_Work task:_
Return the data verbatim, without pictures.
···
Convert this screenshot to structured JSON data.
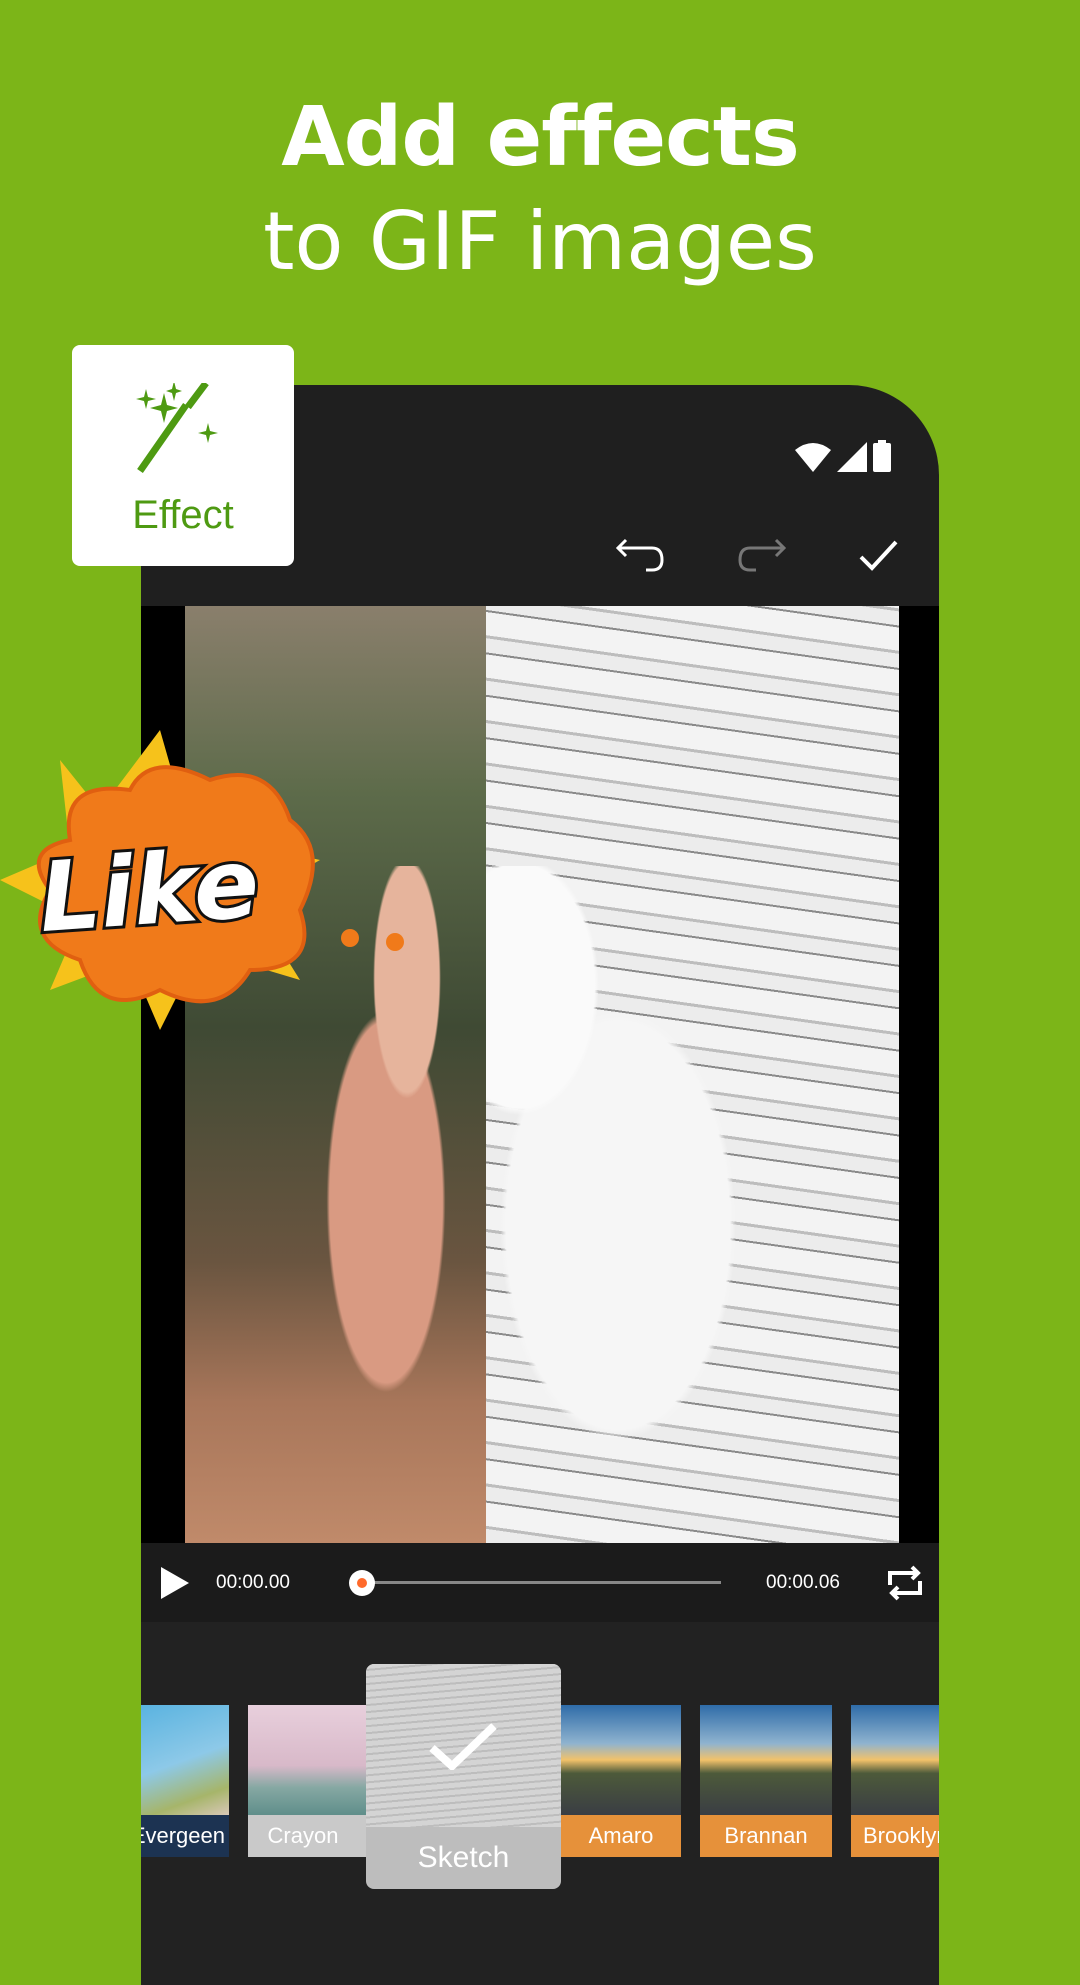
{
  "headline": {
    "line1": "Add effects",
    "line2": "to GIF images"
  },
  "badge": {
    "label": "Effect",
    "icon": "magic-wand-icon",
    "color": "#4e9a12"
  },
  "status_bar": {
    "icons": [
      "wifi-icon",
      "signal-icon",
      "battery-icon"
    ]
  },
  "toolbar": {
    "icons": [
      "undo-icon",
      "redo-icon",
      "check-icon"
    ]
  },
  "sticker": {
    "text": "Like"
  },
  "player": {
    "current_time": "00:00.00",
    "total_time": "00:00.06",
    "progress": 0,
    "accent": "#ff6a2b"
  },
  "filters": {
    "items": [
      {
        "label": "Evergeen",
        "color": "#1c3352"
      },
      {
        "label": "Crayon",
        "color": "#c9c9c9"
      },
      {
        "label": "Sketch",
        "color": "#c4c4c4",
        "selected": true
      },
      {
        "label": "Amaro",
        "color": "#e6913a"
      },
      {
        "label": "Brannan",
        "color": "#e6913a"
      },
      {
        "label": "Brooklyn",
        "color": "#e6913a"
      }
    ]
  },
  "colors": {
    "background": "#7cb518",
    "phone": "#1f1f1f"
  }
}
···
_Result for this task:_
Convert this screenshot to structured JSON data.
{
  "headline": {
    "line1": "Add effects",
    "line2": "to GIF images"
  },
  "badge": {
    "label": "Effect",
    "icon": "magic-wand-icon",
    "color": "#4e9a12"
  },
  "status_bar": {
    "icons": [
      "wifi-icon",
      "signal-icon",
      "battery-icon"
    ]
  },
  "toolbar": {
    "icons": [
      "undo-icon",
      "redo-icon",
      "check-icon"
    ]
  },
  "sticker": {
    "text": "Like"
  },
  "player": {
    "current_time": "00:00.00",
    "total_time": "00:00.06",
    "progress": 0,
    "accent": "#ff6a2b"
  },
  "filters": {
    "items": [
      {
        "label": "Evergeen",
        "color": "#1c3352"
      },
      {
        "label": "Crayon",
        "color": "#c9c9c9"
      },
      {
        "label": "Sketch",
        "color": "#c4c4c4",
        "selected": true
      },
      {
        "label": "Amaro",
        "color": "#e6913a"
      },
      {
        "label": "Brannan",
        "color": "#e6913a"
      },
      {
        "label": "Brooklyn",
        "color": "#e6913a"
      }
    ]
  },
  "colors": {
    "background": "#7cb518",
    "phone": "#1f1f1f"
  }
}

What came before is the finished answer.